When the brain undergoes an impact, its movements can be categorized into sections called modes. This study demonstrated that the first mode involves the biggest movements and the most energy expenditure. In one example, the brain was displaced up to 3 millimeters, moving at 28 hertz, or 28 oscillations per second in the first mode. By the third mode, the brain was oscillating in smaller, quicker movements, at 42 hertz and only 1 millimeter of displacement. Modes aren't just temporal, though: Different regions of the brain can experience different modes at the same time.

When modal frequencies are mismatched, or when one part of the brain moves faster or more slowly than another part, stretching or straining between the brain's regions can occur and cause injury.

Laksari and his colleagues found that there are more instances of this straining phenomenon in the inner regions of the brain, especially in areas surrounding the brain's ventricles, where cerebrospinal fluid — a substance that provides immunological protection and clears waste from the brain — is produced.

"Before, popular thinking tended to be that the outside of the brain was the biggest area of concern because it could sustain impacts against the skull," Laksari said. "We found that this mismatch is bigger in the deeper regions of the brain, and we were able to see a good correlation between our simulations and the pathological data from diagnosed injuries.

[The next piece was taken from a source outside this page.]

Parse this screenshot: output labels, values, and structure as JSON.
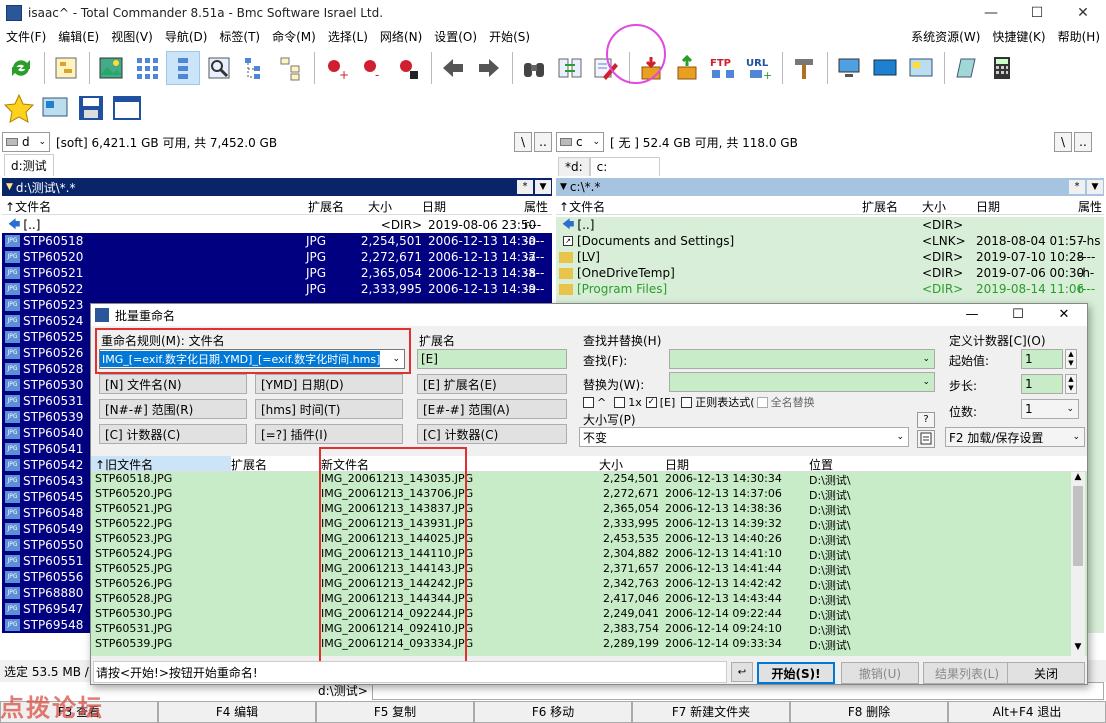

"Concussion is dubbed a silent epidemic, as it affects millions of people. Our goal was to understand the underlying mechanism of the brain deformation during an impact. That will enable us to provide better diagnosis and prevention in the future."